╭──
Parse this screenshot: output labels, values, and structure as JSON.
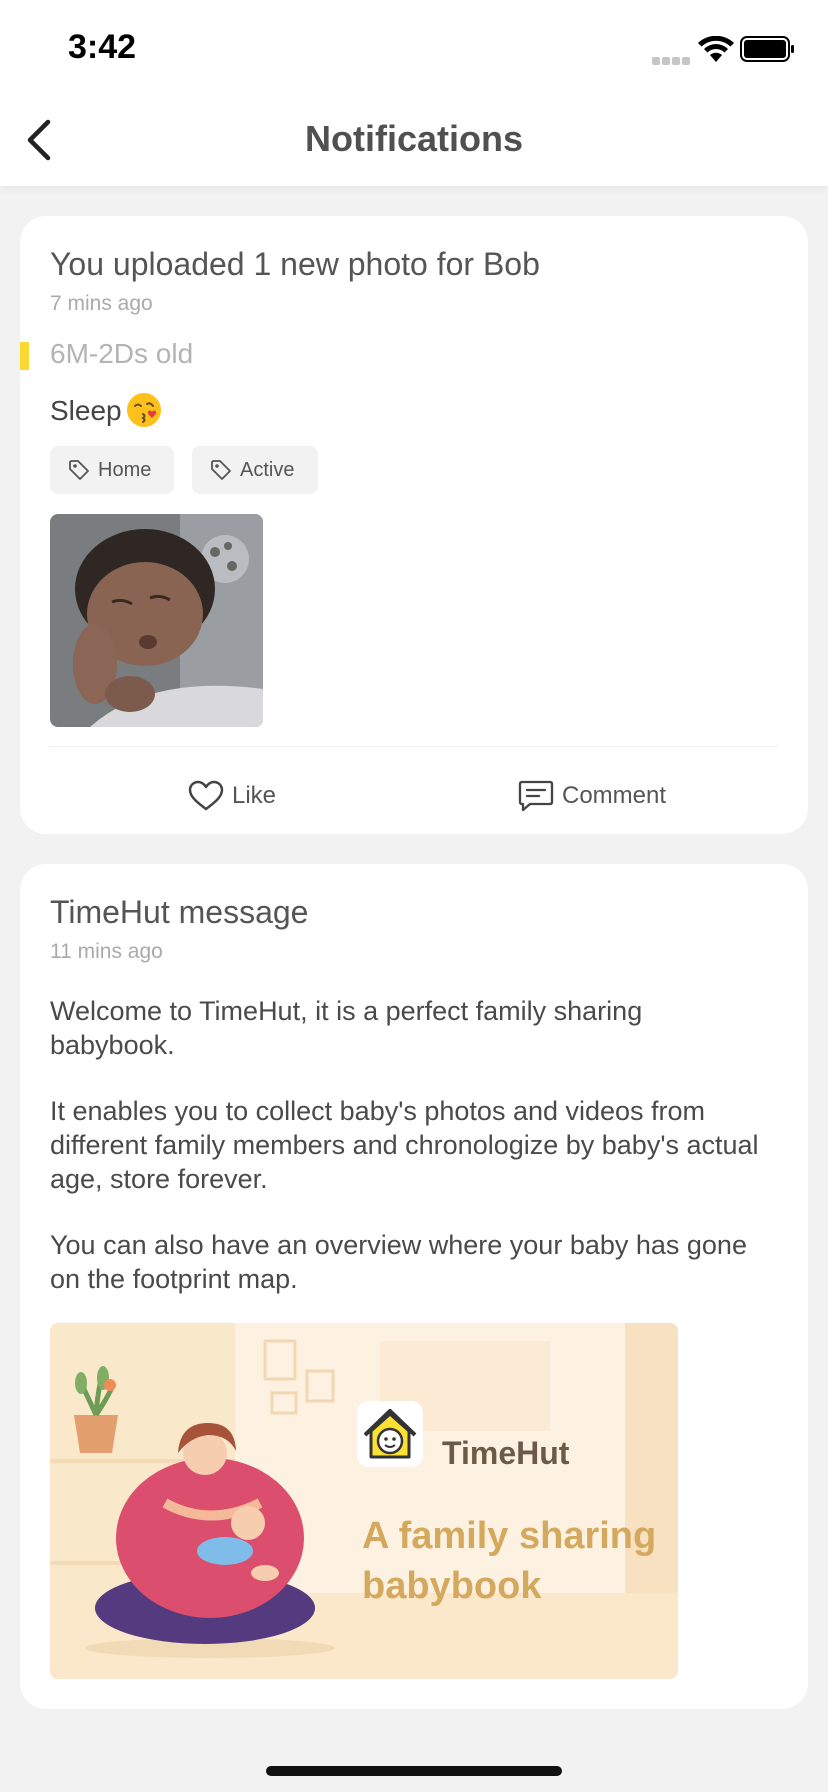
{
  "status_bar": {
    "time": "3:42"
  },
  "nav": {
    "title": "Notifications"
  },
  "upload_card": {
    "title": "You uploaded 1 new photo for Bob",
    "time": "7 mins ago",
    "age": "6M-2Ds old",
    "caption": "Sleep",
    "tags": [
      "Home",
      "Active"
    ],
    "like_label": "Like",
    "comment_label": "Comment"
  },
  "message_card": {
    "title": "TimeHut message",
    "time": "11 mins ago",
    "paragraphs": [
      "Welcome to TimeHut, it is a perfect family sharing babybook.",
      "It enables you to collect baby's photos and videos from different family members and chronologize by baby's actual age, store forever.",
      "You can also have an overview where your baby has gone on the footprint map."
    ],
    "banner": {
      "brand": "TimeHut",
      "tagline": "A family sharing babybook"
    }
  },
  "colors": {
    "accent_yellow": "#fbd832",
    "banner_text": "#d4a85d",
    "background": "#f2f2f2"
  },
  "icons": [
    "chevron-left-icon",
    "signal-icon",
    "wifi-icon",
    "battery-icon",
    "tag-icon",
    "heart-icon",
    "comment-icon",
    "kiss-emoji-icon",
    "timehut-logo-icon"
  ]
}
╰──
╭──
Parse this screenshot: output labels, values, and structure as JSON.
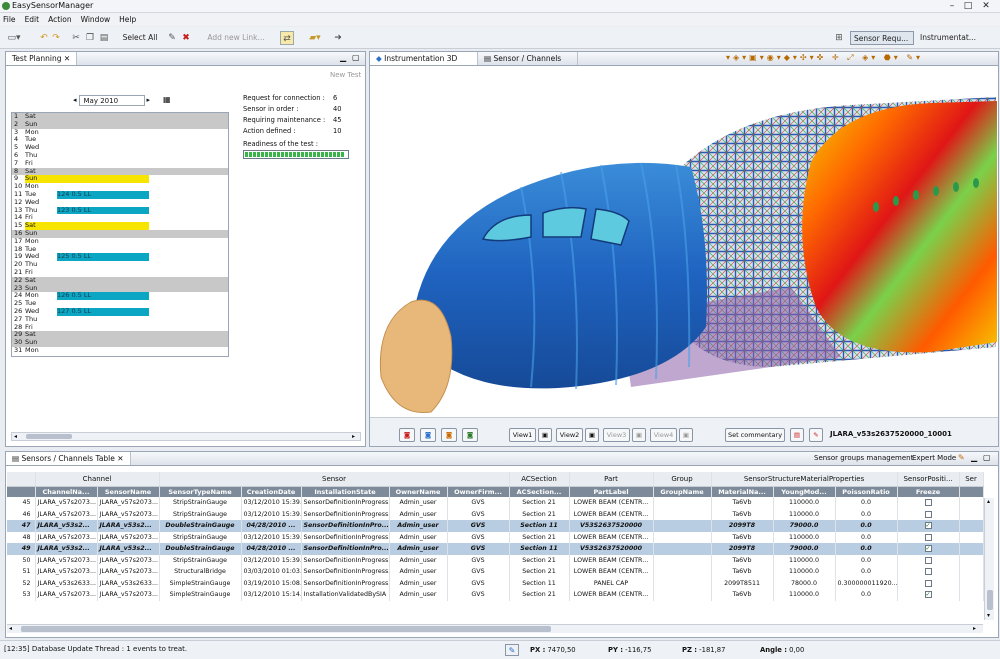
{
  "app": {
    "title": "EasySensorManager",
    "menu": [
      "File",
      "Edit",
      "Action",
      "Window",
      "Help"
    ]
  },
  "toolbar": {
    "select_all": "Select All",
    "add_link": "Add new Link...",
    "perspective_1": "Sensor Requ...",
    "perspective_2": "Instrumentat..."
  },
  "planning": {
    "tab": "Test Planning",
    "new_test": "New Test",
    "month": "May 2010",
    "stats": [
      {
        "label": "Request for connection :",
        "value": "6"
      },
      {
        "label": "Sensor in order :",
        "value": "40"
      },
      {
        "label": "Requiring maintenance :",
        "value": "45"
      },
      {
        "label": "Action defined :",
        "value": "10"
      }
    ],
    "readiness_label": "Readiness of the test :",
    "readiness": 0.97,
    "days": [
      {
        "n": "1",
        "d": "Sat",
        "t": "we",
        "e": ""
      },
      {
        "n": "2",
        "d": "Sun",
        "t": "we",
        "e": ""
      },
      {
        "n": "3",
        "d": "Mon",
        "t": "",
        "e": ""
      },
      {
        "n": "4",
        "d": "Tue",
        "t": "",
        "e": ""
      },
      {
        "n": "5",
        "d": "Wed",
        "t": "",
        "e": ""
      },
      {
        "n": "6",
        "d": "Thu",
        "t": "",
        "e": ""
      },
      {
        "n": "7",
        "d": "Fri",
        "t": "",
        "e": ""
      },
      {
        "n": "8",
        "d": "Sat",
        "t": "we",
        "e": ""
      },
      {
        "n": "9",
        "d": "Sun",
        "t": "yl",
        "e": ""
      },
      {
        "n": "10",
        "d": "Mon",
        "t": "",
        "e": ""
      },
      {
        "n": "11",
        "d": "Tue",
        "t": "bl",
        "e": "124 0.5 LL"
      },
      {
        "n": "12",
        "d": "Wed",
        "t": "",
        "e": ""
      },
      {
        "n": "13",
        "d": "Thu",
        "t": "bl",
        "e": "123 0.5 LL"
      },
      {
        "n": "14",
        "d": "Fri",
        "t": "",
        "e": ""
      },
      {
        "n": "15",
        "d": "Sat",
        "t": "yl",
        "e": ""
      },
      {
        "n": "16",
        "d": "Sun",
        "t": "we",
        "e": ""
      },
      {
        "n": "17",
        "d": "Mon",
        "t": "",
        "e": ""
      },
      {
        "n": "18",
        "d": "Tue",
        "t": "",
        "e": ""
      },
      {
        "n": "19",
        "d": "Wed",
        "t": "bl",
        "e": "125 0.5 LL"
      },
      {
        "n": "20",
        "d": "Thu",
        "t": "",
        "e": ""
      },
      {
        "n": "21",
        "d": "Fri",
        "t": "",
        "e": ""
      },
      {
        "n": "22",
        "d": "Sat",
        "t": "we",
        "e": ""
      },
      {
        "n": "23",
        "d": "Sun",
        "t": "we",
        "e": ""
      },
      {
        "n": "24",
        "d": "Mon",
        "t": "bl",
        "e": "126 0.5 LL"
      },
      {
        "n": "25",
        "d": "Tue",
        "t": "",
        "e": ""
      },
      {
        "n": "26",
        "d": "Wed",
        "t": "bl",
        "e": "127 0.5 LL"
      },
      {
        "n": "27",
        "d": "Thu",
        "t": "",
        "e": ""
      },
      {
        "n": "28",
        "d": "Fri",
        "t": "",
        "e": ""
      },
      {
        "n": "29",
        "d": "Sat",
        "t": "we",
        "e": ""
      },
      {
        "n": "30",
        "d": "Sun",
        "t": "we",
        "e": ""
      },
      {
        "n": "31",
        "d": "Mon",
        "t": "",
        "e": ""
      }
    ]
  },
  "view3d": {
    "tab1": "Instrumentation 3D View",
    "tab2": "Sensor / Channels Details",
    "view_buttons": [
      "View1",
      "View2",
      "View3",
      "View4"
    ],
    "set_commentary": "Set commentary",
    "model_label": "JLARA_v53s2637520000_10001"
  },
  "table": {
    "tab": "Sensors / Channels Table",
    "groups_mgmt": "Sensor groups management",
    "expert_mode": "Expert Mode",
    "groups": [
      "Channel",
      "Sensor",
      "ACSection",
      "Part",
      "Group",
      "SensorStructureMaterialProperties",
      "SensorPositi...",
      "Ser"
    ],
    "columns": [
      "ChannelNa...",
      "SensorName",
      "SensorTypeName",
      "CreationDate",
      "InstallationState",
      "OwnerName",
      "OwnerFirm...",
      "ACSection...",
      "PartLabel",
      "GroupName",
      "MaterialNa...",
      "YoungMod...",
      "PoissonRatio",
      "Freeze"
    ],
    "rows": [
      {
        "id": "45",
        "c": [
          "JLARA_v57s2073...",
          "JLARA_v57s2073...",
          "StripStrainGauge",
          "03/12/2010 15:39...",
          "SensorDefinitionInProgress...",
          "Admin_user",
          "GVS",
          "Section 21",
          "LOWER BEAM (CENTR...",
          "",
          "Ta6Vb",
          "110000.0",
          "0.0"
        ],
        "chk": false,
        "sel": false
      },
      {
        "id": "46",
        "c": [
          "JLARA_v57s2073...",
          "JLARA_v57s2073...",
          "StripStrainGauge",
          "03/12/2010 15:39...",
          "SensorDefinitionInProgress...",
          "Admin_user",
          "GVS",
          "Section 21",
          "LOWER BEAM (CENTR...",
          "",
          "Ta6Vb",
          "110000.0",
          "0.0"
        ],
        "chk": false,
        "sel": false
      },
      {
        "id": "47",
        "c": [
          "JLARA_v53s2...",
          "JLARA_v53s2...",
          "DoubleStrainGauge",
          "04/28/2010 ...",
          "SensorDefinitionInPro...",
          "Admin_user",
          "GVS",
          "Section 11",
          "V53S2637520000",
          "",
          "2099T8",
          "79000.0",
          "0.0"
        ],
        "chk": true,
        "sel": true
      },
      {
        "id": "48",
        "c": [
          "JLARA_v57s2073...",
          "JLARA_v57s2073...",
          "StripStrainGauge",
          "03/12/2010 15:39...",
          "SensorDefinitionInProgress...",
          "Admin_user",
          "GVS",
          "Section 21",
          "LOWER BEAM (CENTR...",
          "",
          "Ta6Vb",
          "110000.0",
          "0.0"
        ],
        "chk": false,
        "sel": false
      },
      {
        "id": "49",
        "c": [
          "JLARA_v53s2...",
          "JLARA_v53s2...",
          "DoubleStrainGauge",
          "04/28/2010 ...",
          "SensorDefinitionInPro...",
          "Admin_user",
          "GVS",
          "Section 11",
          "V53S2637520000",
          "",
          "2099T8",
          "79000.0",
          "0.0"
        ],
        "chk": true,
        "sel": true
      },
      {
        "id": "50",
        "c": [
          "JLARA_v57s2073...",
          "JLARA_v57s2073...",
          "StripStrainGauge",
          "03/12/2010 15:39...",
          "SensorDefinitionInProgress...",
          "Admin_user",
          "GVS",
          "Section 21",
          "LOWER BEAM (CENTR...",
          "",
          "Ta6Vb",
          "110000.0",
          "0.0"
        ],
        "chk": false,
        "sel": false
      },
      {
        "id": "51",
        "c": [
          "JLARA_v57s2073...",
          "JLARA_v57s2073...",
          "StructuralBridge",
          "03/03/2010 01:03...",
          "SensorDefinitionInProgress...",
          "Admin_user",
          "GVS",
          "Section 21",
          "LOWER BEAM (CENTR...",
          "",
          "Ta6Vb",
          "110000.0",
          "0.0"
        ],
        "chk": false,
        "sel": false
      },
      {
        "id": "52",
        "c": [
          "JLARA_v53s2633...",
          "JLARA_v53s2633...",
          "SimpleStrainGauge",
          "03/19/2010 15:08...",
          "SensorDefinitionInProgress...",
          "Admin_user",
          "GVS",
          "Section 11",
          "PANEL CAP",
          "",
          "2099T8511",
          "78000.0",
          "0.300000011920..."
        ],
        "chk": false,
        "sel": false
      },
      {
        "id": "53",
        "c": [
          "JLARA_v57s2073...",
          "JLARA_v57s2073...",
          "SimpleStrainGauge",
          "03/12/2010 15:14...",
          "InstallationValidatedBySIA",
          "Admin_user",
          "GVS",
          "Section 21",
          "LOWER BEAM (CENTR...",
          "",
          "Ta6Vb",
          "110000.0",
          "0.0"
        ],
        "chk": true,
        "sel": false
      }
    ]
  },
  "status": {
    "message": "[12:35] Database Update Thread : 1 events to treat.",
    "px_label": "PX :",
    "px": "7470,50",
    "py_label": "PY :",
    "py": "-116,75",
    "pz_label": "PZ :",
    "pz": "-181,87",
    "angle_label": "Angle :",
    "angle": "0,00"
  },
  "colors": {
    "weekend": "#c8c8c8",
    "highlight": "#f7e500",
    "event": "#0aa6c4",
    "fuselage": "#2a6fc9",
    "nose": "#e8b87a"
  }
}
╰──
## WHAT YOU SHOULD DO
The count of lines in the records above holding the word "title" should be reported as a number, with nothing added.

## ANSWER SPACE
4